Sgt E C Smith
Lancaster serial number: ED936/G
Call sign: AJ-H
Second wave. Aircraft badly damaged and mine lost, flying low over sea on outward flight. Returned to base.
Edward Clarence Smith was born in Cambridge on 26 August 1919, the middle of the three children of Clarence and Annie Smith. He joined the RAF in 1937 as ground crew, trained at the No 3 School of Technical Training at RAF Manston and served in various squadrons until 1942.
It was then that the new category of Flight Engineers was introduced, and Smith volunteered for this position. After training he crewed up with Geoff Rice and his team at 1660 Conversion Unit in October 1942. They joined 57 Squadron in December.
The crew had flown on nine operations before being posted over to the new squadron being formed at the same base to undertake training for a special mission.

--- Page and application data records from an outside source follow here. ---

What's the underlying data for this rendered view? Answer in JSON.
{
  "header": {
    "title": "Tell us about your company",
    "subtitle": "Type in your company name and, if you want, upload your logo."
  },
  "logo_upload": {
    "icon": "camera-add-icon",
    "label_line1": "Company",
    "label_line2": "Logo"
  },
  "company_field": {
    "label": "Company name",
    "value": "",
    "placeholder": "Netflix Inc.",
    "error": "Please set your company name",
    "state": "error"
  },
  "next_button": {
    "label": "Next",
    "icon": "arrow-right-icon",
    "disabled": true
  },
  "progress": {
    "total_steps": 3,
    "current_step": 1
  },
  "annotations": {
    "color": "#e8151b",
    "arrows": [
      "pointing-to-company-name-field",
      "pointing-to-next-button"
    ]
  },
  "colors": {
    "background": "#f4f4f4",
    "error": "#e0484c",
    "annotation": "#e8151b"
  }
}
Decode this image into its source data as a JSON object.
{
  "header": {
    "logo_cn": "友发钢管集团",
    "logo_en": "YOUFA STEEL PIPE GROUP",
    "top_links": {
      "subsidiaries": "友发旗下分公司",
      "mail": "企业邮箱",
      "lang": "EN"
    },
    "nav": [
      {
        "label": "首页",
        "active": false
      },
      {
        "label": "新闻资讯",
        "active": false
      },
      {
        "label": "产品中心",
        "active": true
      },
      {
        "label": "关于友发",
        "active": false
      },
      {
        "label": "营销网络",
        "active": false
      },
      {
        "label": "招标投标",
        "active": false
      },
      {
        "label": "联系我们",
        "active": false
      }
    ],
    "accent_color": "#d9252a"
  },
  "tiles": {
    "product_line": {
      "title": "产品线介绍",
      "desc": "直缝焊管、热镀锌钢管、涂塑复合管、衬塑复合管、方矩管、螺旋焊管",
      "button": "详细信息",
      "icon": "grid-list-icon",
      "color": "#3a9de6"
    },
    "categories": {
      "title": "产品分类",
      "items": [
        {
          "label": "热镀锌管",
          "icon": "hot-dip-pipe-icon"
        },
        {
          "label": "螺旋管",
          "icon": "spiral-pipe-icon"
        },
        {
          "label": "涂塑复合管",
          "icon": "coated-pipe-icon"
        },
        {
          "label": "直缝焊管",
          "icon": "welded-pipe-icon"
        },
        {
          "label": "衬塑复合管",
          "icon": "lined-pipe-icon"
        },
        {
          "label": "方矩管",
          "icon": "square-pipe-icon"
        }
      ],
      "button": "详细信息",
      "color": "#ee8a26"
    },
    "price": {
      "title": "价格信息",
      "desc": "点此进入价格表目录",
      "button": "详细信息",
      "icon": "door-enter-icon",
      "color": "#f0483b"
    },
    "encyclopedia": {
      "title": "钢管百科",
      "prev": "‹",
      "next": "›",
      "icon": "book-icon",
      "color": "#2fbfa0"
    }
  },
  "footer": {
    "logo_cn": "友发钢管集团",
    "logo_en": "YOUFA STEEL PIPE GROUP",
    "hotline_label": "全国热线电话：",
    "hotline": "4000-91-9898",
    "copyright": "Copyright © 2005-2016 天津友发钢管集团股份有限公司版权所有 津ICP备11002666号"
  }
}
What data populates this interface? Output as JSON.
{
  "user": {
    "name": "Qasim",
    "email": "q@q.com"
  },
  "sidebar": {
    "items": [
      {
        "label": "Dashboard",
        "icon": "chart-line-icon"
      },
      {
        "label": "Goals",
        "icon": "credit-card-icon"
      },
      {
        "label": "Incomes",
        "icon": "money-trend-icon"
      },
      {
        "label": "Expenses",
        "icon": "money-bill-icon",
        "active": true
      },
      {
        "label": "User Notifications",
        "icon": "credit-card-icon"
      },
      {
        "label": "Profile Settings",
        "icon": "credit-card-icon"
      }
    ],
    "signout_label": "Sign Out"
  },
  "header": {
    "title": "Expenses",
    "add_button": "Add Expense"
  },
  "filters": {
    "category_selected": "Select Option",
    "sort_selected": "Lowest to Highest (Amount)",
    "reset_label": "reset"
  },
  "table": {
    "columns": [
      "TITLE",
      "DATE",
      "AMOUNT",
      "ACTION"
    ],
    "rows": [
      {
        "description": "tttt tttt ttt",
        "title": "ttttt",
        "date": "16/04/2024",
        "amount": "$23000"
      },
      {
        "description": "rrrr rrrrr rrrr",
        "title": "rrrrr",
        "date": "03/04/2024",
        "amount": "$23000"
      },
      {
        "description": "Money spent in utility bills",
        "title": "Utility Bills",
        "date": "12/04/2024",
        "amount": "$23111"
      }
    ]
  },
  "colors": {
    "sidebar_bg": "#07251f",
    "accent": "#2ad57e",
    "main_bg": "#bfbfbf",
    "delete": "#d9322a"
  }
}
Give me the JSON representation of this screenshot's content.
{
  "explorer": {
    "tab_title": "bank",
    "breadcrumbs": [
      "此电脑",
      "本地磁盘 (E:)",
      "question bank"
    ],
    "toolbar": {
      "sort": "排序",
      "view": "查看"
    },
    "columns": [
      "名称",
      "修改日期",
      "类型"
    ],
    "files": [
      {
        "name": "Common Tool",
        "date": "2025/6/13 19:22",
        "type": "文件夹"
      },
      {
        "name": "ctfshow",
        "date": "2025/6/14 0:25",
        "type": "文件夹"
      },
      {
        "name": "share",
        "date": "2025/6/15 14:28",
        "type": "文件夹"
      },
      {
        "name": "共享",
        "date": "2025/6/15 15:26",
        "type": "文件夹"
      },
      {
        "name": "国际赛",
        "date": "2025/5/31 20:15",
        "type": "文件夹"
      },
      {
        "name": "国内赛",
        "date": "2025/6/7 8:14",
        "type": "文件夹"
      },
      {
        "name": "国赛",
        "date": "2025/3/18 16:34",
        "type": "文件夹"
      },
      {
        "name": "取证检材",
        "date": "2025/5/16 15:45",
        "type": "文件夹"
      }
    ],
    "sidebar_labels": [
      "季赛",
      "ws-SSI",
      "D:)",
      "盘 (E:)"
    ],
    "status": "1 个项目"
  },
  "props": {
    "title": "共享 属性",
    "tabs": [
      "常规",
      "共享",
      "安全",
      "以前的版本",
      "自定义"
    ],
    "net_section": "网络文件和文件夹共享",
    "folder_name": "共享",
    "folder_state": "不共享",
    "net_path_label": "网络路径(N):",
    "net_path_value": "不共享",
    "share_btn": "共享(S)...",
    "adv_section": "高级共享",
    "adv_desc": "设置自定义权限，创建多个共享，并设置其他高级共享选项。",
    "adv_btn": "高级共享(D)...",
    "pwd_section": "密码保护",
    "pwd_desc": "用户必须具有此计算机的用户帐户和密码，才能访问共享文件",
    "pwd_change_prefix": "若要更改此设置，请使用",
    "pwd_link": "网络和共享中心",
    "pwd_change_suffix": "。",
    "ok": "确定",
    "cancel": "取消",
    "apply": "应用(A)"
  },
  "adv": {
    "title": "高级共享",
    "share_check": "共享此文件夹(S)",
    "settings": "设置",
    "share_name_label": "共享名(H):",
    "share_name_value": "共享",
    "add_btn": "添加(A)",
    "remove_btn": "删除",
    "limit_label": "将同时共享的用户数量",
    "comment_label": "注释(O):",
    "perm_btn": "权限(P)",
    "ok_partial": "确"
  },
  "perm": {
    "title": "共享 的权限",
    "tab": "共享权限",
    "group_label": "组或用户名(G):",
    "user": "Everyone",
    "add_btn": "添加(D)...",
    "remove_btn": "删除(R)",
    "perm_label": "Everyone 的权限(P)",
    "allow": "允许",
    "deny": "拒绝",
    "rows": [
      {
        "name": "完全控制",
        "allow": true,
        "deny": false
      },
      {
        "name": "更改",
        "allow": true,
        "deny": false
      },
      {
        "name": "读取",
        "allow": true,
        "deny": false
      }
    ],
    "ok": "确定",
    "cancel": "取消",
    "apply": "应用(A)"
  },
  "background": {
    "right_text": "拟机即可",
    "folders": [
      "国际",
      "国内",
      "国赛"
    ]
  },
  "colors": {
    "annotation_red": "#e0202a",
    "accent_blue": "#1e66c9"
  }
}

On the Dams Raid, AJ-H took off from Scampton at 2131 but had to turn back after flying too low over the Waddensee and losing their mine. Smith played an important role in bringing the aircraft home safely to Scampton when hydraulic power for the undercarriage had been lost.
Smith flew with Rice and the rest of his crew on the operations they completed in the period from July to December 1943. When they were shot down over Belgium on 20 December 1943 Rice survived. Smith and the rest of the crew were killed and they were buried in Gosselies Communal Cemetery, near Hainaut, Belgium. More than 100 British and Commonwealth servicemen lie there, nearly all aircrew who died in the vicinity.
Edward Smith had married Evelyn Tyrell in Cambridge in 1942.
More about Smith online:
Entry on Commonwealth War Graves Commission website
Page about Rice crew burial site, Gosselies cemetery
Rank and decorations as of 16 May 1943.
Nigel Press, All My Life, Lancfile Publishing 2006
Richard Morris, Guy Gibson, Penguin 1995
John Sweetman, The Dambusters Raid, Cassell 2002
John Sweetman, David Coward and Gary Johnstone, The Dambusters, Time Warner 2003
The information above has been taken from the books and online sources listed above, and other online material. Apologies for any errors or omissions. Please add any corrections or links to further information in the comments section below.
Further information about Edward Smith and the other 132 men who flew on the Dams Raid can be found in my book The Complete Dambusters, published by History Press in 2018.